Portuguese-born António Prates was a young father seeking a better life when he and wife Maria moved from the Azores to greater Boston, Massachusetts. "He made the American dream come true," says his firstborn, Lucília. He purchased a home in the suburban town of Arlington and supported the family, putting three children through school by working as a drain layer and plumber.
António kept working well past retirement age, Lucília says, until he was diagnosed with kidney stones and followed the advice of a urologist to have them removed, in what he was told was a commonly-performed procedure. But while in the hospital for the outpatient surgical procedure, António contracted a staph infection and that, says Lucília, "marked the beginning of the most horrific six months of his life."
When outside bacteria and organisms are spread to patients through medical instruments, hospital surfaces and health care workers, the resulting staph infection can invade the body, pervasively causing disease. To battle the infection, doctors repeatedly readmitted António to the hospital and, finally, advised that his diseased left kidney be removed. "I knew enough to ask, 'Isn’t this dangerous?'" Lucília says now. "But when we questioned the urologist about the dangers of removing a highly-infected kidney by performing laparoscopic surgery, he confidently dismissed all of our concerns."
António returned home hoping the worst was behind him. But day after day, Lucília recalls, he would tell his family, "I feel terrible.
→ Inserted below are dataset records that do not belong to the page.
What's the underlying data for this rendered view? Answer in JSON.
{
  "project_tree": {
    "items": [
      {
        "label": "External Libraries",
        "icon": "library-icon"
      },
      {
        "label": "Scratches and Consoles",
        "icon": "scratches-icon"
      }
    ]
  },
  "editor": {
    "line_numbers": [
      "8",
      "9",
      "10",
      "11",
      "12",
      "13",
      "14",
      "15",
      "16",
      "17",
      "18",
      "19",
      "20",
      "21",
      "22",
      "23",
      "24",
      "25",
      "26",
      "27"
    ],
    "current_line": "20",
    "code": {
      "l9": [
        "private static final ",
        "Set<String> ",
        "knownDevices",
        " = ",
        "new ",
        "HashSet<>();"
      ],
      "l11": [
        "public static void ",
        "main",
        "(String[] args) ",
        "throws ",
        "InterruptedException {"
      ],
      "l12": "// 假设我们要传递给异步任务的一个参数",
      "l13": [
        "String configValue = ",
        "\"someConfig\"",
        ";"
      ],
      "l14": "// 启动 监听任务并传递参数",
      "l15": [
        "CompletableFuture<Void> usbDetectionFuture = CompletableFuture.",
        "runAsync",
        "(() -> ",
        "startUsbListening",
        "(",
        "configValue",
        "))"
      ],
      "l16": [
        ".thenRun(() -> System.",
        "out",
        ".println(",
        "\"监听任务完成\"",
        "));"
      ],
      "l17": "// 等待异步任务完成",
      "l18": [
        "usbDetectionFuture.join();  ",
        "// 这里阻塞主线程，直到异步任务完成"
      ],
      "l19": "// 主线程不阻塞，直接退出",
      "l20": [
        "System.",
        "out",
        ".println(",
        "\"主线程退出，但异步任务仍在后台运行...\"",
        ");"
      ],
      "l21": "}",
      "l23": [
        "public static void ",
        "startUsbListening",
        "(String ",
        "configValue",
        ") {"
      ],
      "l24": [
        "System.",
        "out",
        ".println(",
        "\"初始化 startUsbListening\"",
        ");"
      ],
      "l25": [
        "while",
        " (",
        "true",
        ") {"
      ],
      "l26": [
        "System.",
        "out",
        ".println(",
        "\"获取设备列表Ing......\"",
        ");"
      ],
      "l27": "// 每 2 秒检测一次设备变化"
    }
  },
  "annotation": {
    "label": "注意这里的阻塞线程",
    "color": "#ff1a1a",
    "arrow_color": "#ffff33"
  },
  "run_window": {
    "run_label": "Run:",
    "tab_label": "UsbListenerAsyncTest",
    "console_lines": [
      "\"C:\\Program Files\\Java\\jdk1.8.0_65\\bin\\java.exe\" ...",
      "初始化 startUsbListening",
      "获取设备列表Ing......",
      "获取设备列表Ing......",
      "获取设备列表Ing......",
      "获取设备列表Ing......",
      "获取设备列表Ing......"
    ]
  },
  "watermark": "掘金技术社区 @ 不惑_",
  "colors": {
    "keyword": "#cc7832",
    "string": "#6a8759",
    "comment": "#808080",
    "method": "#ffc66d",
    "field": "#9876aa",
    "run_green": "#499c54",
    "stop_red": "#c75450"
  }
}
I feel like I’m going to die." António’s doctors dismissed his complaints for weeks, Lucília says — until António was rushed to the emergency room with such severe rectal bleeding that he lost more than eight units of blood in a matter of minutes.
"He was admitted to the medical ICU where it was determined that the infected kidney stump had not been removed" and the spreading infection had caused bleeding of his aorta and colon, Lucília says. "In other words, our father was not only the victim of a hospital-acquired infection, but also of what hospitals call 'a medical adverse event.'"
Less than two weeks after emergency surgery to repair his colon and aortic artery, António was discharged from the hospital. "He tried to resume life, but life was never the same," Lucília says. "Our father continued to feel sick and would often tell his doctors, 'You guys did this to me.' He felt he was at the mercy of the doctors and a disconnected health care system that had failed him."
During a follow-up visit with António’s vascular surgeon, Lucília says, "our worst fears were realized. The emergency surgery had not been effective, and the infection continued to ravage his body." Because infection-damaged blood vessels weren’t adequately supplying his heart and remaining kidney, doctors told António that his only chance would be to undergo two additional bypass operations, three days apart.
Doctors described the second bypass as a rare and complex "non-textbook case," Lucília recalls. She approached it with dread, "feeling in my heart that this would be it." When she accompanied her father to the pre-op area, she says, "he was greeted by the crème de la crème of the anesthesiology and cardiology teams, and what still rings in my mind was the greeting: 'Hello, Mr. Prates. You know, this is as big as it gets.' I thought to myself, 'As big as it gets' — is this a football game we’re at? This is my father’s life!"
After the second operation, Lucília never again saw her father’s eyes open. He died two days later, a few weeks shy of what would have been his 73rd birthday.
More than five years after they lost the man they called "Pai" (the Portuguese equivalent of "dad"), Lucília, her sister Amy and brother Joe miss their father every day. So does his widow Maria, who, Lucília says, "is still in denial that this could happen in the country she calls home, her beloved United States."
António’s children have channeled their grief into outrage and advocacy. "Our father became a victim of a fragmented health care system," says Joe. "We need to have a groundswelling interest from consumers in order to change the health care structure that exists today. Perhaps we need public outrage. Enough is enough... We need not only to expect but also to demand quality health care for our loved ones and ourselves."
Throughout António’s ordeal, Lucília says, "I silently vowed to my father that his suffering would not be in vain." She has made it her mission to educate consumers, especially senior citizens, about how to advocate for their own health care needs. She is the statewide Director for the Massachusetts Senior Medicare Patrol Program, one of 54 programs throughout the country and U.S. territories funded by the federal Administration on Aging, to educate seniors and family members about preventing health care errors, fraud and abuse. "Elderly Americans, and all health care consumers, must understand the need to be vigilant about their health care and the health care of their loved ones," she says.
"The majority of physicians really want to do right by their patients," Lucília says. "But mistakes are made routinely. They not only cost billions of dollars, but they cost lives. It’s not right, it’s not fair, and we need to demand that this very flawed system is fixed. Does it have to totally implode before we do something?"